In 1939, the John Steinbeck novel "The Grapes of Wrath" was first published.

In 1949, at the conclusion of the so-called "Wilhelmstrasse Trial," 19 former Nazi Foreign Office officials were sentenced by an American tribunal in Nuremberg to prison terms ranging from four to 25 years.

In 1956, Ampex Corp. demonstrated the first successful videotape recorder at the National Association of Radio and Television Broadcasters Convention in Chicago.

In 1989, former winery worker Ramon Salcido went on a rampage in Sonoma County, Calif., killing seven people, including his wife and two of his daughters; he is currently on death row.

Ten years ago:

Independent Counsel Kenneth Starr told Congress the Watergate-era law that gave him the power
to probe actions of executive branch officials was flawed and should be abolished.

NATO mistakenly bombed a convoy of ethnic Albanian refugees; Yugoslav officials said 75 people
were killed.

British entertainer Anthony Newley died in Jensen Beach, Fla., at age 67.

Five years ago:

In a historic policy shift, President George W. Bush endorsed Israel's plan to hold on to part of the West Bank in any final peace settlement with the Palestinians; he also ruled out Palestinian refugees returning to Israel, bringing strong criticism from the Palestinians.

One year ago:

Delta Air Lines Inc. and Northwest Airlines Corp., announced they were combining.

Kidnapped British journalist Richard Butler was rescued by Iraqi troops from a house in Basra after two months in captivity.

Media billionaire Silvio Berlusconi won a decisive victory in Italy's parliamentary election.

Carme Chacon was sworn into office as Spain's first woman defense minister.

Taylor Swift won video of the year and female video for her smash "Our Song" while newcomer
Kellie Pickler took home three awards during the Country Music Television awards.

Today's Birthdays:

Actor Bradford Dillman is 79.

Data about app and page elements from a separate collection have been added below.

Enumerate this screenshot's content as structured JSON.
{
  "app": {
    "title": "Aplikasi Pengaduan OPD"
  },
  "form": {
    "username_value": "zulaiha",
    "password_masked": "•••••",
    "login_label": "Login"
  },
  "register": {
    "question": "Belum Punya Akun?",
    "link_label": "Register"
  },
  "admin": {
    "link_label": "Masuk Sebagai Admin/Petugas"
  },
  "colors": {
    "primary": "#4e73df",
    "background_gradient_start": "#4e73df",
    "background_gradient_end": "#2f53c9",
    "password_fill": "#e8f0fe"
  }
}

Actor Jay Robinson is 79.

Country singer Loretta Lynn is 74.

Actress Julie Christie is 69.

Former baseball player Pete Rose is 68.

Rock musician Ritchie Blackmore is 64.

Actor John Shea is 60.

Actor-race car driver Brian Forster is 49.

Actor Brad Garrett is 49.

Actor Robert Carlyle is 48.

Rock singer-musician John Bell (Widespread Panic) is 47.

Actor Robert Clendenin is 45.

Actor Lloyd Owen is 43.

Baseball player Greg Maddux is 43.

Rock musician Barrett Martin is 42.

Actor Anthony Michael Hall is 41.

Actor Adrien Brody is 36.

Classical singer David Miller is 36.

Actor Antwon Tanner is 34.

Actress Sarah Michelle Gellar is 32.

Actor-producer Rob McElhenney is 32.

Thought for Today:

"'History repeats itself' and 'History never repeats itself' are about equally true ...
We never know enough about the infinitely complex circumstances of any past event
to prophesy the future by analogy."

George Macaulay Trevelyan,
English historian